(Requirement)
Look through the data and write out every line with the word "Drag" in it.

(Records for the task)

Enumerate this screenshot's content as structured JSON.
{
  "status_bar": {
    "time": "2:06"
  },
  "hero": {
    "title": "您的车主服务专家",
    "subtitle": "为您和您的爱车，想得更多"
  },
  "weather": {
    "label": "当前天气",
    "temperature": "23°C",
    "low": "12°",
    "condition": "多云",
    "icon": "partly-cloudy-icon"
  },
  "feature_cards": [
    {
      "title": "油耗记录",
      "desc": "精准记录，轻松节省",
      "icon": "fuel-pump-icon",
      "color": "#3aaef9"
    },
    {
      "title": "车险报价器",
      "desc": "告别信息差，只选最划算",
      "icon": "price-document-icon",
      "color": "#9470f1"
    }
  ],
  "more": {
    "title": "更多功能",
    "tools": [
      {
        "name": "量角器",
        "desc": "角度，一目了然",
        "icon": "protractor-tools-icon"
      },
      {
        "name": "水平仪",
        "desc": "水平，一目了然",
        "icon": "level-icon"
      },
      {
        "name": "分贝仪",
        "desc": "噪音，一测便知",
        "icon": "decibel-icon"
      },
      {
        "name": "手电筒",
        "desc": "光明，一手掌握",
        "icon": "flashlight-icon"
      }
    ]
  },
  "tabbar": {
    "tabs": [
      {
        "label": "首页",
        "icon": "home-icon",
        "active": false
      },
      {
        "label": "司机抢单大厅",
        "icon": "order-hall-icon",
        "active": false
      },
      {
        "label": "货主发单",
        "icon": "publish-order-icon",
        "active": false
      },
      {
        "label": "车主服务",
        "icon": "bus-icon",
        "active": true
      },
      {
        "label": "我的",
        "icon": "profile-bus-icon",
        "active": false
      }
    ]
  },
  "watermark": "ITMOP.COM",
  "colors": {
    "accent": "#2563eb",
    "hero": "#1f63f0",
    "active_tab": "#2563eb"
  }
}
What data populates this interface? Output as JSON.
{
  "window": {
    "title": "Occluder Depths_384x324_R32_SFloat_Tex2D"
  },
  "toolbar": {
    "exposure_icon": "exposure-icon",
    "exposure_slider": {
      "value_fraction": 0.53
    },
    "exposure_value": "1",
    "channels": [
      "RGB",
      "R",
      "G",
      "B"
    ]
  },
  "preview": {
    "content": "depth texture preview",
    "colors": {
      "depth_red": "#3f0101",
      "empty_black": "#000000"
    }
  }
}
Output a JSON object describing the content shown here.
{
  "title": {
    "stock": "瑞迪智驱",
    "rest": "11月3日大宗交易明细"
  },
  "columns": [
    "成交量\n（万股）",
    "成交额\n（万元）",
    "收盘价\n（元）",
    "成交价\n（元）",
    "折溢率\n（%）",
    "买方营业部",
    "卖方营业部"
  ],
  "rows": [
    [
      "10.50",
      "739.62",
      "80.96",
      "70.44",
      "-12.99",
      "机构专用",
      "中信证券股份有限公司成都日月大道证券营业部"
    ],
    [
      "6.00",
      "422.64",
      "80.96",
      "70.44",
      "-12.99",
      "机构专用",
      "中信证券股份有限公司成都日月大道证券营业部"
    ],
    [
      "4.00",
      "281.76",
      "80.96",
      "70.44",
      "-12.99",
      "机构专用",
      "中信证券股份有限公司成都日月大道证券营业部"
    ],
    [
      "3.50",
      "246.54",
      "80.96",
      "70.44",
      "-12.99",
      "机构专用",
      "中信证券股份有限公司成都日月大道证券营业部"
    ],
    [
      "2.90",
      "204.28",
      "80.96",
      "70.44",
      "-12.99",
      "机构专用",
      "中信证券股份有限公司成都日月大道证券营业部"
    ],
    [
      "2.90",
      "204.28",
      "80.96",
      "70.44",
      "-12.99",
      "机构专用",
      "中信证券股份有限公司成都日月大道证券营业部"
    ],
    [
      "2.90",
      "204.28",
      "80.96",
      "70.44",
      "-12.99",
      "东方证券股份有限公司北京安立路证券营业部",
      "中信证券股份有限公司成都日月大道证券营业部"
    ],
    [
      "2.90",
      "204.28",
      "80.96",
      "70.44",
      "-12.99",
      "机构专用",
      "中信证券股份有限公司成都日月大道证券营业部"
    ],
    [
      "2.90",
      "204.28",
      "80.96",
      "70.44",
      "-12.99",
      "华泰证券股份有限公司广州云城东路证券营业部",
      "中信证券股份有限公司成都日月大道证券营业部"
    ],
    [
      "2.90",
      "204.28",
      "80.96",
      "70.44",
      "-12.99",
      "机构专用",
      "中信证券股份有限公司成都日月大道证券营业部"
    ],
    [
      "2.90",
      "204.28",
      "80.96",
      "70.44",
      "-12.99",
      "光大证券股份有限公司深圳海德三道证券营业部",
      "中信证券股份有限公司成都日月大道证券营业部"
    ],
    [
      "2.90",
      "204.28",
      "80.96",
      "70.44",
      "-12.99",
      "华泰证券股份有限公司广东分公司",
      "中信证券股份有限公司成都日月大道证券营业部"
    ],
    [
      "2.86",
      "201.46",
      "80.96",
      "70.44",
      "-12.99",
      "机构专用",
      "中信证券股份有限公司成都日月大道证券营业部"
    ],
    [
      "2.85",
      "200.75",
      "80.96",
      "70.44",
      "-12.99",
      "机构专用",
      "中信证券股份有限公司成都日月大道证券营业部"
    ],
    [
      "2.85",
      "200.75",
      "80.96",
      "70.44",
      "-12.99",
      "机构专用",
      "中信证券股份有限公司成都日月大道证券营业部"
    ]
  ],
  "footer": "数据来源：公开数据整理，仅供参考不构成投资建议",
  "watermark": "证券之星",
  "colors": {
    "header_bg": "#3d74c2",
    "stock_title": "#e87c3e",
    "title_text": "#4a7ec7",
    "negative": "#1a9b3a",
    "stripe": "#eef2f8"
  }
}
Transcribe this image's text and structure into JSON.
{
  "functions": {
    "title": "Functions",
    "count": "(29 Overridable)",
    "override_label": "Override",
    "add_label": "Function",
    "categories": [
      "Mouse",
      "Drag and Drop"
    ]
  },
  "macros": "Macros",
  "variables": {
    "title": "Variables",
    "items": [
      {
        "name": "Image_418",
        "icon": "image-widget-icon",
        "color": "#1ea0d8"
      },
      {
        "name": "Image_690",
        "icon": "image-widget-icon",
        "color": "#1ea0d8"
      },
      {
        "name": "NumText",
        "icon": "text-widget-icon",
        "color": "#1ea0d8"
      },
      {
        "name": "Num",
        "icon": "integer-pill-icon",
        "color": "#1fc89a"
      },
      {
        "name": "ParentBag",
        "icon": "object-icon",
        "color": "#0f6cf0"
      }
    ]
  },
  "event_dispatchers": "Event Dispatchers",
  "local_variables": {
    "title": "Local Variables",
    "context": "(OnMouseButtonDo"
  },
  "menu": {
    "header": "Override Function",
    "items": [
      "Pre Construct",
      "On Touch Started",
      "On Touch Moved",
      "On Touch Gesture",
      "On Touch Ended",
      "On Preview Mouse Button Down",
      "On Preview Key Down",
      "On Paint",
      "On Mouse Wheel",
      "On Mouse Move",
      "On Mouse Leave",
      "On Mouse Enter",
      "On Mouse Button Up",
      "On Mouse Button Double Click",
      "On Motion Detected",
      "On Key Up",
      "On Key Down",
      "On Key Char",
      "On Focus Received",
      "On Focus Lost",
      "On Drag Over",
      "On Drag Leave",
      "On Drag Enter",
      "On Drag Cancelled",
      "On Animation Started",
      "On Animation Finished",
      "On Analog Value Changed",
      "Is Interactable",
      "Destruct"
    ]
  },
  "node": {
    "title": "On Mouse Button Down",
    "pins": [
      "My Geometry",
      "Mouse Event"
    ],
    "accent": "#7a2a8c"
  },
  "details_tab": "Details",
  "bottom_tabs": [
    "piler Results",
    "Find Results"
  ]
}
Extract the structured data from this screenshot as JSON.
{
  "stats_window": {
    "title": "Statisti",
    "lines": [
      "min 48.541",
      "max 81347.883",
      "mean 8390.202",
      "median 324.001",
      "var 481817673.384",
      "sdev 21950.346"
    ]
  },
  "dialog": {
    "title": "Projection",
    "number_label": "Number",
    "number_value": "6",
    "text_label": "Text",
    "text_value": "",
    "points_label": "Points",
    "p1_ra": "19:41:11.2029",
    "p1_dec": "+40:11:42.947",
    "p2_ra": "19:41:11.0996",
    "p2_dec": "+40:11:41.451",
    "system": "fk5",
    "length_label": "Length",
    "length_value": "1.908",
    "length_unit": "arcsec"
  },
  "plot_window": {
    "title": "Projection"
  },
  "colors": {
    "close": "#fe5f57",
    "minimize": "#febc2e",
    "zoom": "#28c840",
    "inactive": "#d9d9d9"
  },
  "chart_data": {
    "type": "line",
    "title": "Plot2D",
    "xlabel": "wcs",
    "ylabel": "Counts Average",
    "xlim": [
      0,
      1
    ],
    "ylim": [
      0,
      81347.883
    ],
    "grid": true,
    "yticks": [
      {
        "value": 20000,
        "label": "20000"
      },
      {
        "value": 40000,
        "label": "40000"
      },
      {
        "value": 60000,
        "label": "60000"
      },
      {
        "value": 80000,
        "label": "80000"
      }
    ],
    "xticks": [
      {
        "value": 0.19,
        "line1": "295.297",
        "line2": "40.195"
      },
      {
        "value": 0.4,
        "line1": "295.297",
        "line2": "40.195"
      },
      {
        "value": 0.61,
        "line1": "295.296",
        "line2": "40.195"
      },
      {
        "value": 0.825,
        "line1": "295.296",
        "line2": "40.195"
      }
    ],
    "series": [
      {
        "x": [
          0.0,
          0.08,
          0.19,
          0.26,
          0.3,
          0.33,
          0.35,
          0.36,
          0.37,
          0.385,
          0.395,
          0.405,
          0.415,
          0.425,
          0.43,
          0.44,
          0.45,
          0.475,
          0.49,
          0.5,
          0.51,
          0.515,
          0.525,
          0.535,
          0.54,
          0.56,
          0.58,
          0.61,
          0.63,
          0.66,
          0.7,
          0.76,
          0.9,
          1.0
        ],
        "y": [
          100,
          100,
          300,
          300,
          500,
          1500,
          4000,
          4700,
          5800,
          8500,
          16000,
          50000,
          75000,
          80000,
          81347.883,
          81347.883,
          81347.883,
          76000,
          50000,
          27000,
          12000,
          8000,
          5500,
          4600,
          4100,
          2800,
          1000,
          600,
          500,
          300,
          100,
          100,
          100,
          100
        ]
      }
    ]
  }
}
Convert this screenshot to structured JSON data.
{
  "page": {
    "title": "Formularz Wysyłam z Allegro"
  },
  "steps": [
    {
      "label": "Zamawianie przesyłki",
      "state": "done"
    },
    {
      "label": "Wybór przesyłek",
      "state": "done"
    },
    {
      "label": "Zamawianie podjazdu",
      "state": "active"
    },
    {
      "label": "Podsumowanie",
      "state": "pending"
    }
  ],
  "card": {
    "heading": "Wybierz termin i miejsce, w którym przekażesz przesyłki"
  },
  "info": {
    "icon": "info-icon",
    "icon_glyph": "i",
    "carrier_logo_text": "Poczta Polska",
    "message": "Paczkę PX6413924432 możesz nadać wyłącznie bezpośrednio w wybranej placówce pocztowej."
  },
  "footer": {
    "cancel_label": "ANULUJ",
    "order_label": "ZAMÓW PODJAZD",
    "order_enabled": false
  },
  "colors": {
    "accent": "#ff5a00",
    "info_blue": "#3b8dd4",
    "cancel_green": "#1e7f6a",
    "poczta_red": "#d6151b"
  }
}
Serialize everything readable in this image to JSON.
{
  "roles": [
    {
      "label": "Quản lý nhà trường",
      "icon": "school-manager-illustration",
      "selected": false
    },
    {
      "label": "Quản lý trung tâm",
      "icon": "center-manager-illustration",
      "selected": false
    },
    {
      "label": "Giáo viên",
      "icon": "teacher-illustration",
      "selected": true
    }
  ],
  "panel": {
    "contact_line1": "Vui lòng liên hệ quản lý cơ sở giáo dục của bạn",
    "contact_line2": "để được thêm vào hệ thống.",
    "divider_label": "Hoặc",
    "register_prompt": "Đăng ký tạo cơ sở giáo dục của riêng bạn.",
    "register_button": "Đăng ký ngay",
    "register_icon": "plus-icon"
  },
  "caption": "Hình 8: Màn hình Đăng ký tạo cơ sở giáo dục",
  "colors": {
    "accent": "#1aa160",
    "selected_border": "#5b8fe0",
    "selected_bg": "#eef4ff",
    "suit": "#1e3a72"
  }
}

(Result)
      "Drag and Drop"
      "On Drag Over",
      "On Drag Leave",
      "On Drag Enter",
      "On Drag Cancelled",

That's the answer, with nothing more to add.